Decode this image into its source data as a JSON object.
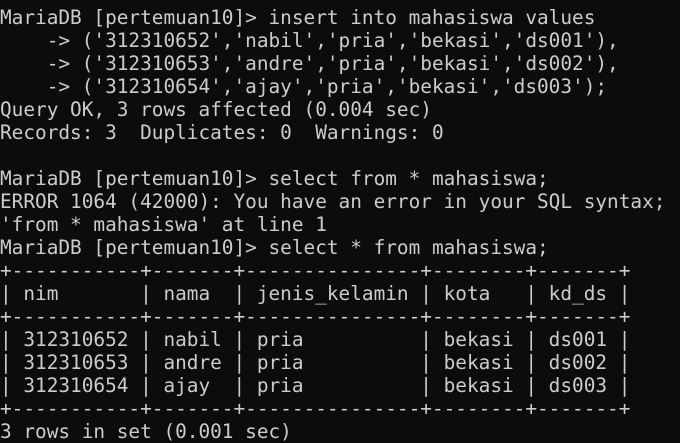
{
  "terminal": {
    "lines": [
      "MariaDB [pertemuan10]> insert into mahasiswa values",
      "    -> ('312310652','nabil','pria','bekasi','ds001'),",
      "    -> ('312310653','andre','pria','bekasi','ds002'),",
      "    -> ('312310654','ajay','pria','bekasi','ds003');",
      "Query OK, 3 rows affected (0.004 sec)",
      "Records: 3  Duplicates: 0  Warnings: 0",
      "",
      "MariaDB [pertemuan10]> select from * mahasiswa;",
      "ERROR 1064 (42000): You have an error in your SQL syntax;",
      "'from * mahasiswa' at line 1",
      "MariaDB [pertemuan10]> select * from mahasiswa;",
      "+-----------+-------+---------------+--------+-------+",
      "| nim       | nama  | jenis_kelamin | kota   | kd_ds |",
      "+-----------+-------+---------------+--------+-------+",
      "| 312310652 | nabil | pria          | bekasi | ds001 |",
      "| 312310653 | andre | pria          | bekasi | ds002 |",
      "| 312310654 | ajay  | pria          | bekasi | ds003 |",
      "+-----------+-------+---------------+--------+-------+",
      "3 rows in set (0.001 sec)"
    ]
  }
}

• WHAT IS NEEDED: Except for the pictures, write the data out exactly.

• SOLUTION FOR THIS EXERCISE:
Decode this image into its source data as a JSON object.
{
  "terminal": {
    "lines": [
      "MariaDB [pertemuan10]> insert into mahasiswa values",
      "    -> ('312310652','nabil','pria','bekasi','ds001'),",
      "    -> ('312310653','andre','pria','bekasi','ds002'),",
      "    -> ('312310654','ajay','pria','bekasi','ds003');",
      "Query OK, 3 rows affected (0.004 sec)",
      "Records: 3  Duplicates: 0  Warnings: 0",
      "",
      "MariaDB [pertemuan10]> select from * mahasiswa;",
      "ERROR 1064 (42000): You have an error in your SQL syntax;",
      "'from * mahasiswa' at line 1",
      "MariaDB [pertemuan10]> select * from mahasiswa;",
      "+-----------+-------+---------------+--------+-------+",
      "| nim       | nama  | jenis_kelamin | kota   | kd_ds |",
      "+-----------+-------+---------------+--------+-------+",
      "| 312310652 | nabil | pria          | bekasi | ds001 |",
      "| 312310653 | andre | pria          | bekasi | ds002 |",
      "| 312310654 | ajay  | pria          | bekasi | ds003 |",
      "+-----------+-------+---------------+--------+-------+",
      "3 rows in set (0.001 sec)"
    ]
  }
}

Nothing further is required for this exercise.